There would need to be modifications to the contract, such as oversight and maintenance, no buildup, etc., but those are details that can be worked out.
This could be a huge win on all sides. I would even suggest that the city put the money for the sale toward the project itself.
A rooftop park that is a respite from the city streets shared by both the public and a hotel overlooking the heart of Portland. This is where we as a city should be going.
Why didn’t Assad’s killings spur earlier action on Syria?
According to CNN, more than 100,000 people have been killed in the conflict raging in Syria, and 1,300 may have died as a result of the use of chemical or biological weapons.
Would somebody please explain to me what the big deal is about chemical and biological weapons?
Bashar Assad had murdered more than 100,000 people, no big deal, but now he uses weapons we don’t like, so we must do something. It makes absolutely no sense.
Cutler silent as LePage dismantles government
Where is Eliot Cutler?
Hardly a word over the last three years about what’s been going on in Maine under our cockamamie governor. Notice how silent and disengaged he’s been in the Category 5 hurricane of Maine politics?
Have you heard his comments on:
• Republicans cutting taxes on Maine’s top 1 percent so that everyone else’s taxes have to go up to pay for it? Not a word.
• The effect of cutting off the circuit-breaker program for the middle class and poor and suspending revenue-sharing for two years so that municipalities all over Maine have to increase property taxes? Silence.
• Grading schools A-F with little or no help to local districts to improve schools with failing grades? Silence.
• How LePage and the Republicans rejected the 100 percent federally financed Medicaid expansion that would have covered 70,000 Mainers’ health care, and all the jobs that expansion would have generated? Silence.
• The budget impasse with Le-Page vetoing a hard-won Democratic budget and how Republicans helped Democrats override his veto? No applause.
• LePage’s alleged comment at a fundraiser about Obama’s hating white people, then his denials about it? Absolutely silent.
• LePage’s refusal to develop a state health exchange for the implementation of Obamacare? Silence.
Remember Eliot Cutler’s silence when it comes time to choose between him and Mike Michaud for governor. He hasn’t been active. Hasn’t put his prestige on the line, commented on or clarified issues important to Mainers.
If you have any interest in seeing Paul LePage replaced by a mensch for governor, vote for Mike Michaud.
Allen’s call for Syrian strike consistent with Iraq stance
Former U.S. Rep. Tom Allen’s recent letter (“Use of gas compels action in Syria,” Sept. 10) calling for bombing Syria reveals the sad state of politics in our country.
It is a distortion of history that Mr. Allen helped lead a fight against the war on Iraq when he voted to fund that war every year thereafter.
The U.S. spends more money on the military than most of the world combined. It is a big business that has made a lot of rich people richer, while making the poor poorer, in addition to causing hundreds of thousands of casualties of our own citizens.

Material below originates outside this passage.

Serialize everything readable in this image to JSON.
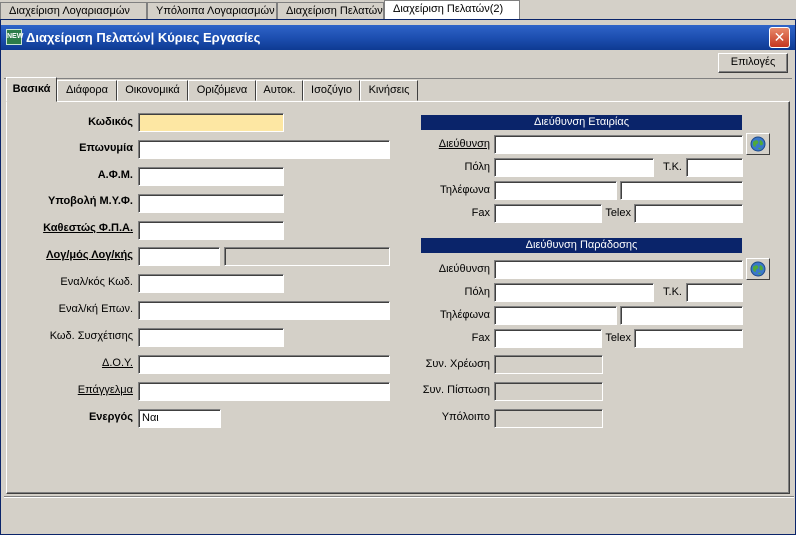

Politicians have perpetuated the myth that we must have the primary role in guarding most of the world. The U.S. has hundreds of thousands of troops in Europe, Korea, Japan, the Middle East and many other outposts.
We pay more for this “protection” than the countries that host these military garrisons. The rest of the world is without skin in the game, and they are reluctant to play a role in their own backyards. We have become the world’s police. Why?
It is time for a new realism. The U.S. cannot be the default defender of the world, or the human and economic costs will bury us all.
We must significantly reduce the size of the military and reinvest in infrastructure, education and technology at home instead of war.
Politicians must begin to govern in the best interests of all of our citizens, or they must be replaced by others who will.
Dexter J. Kamilewicz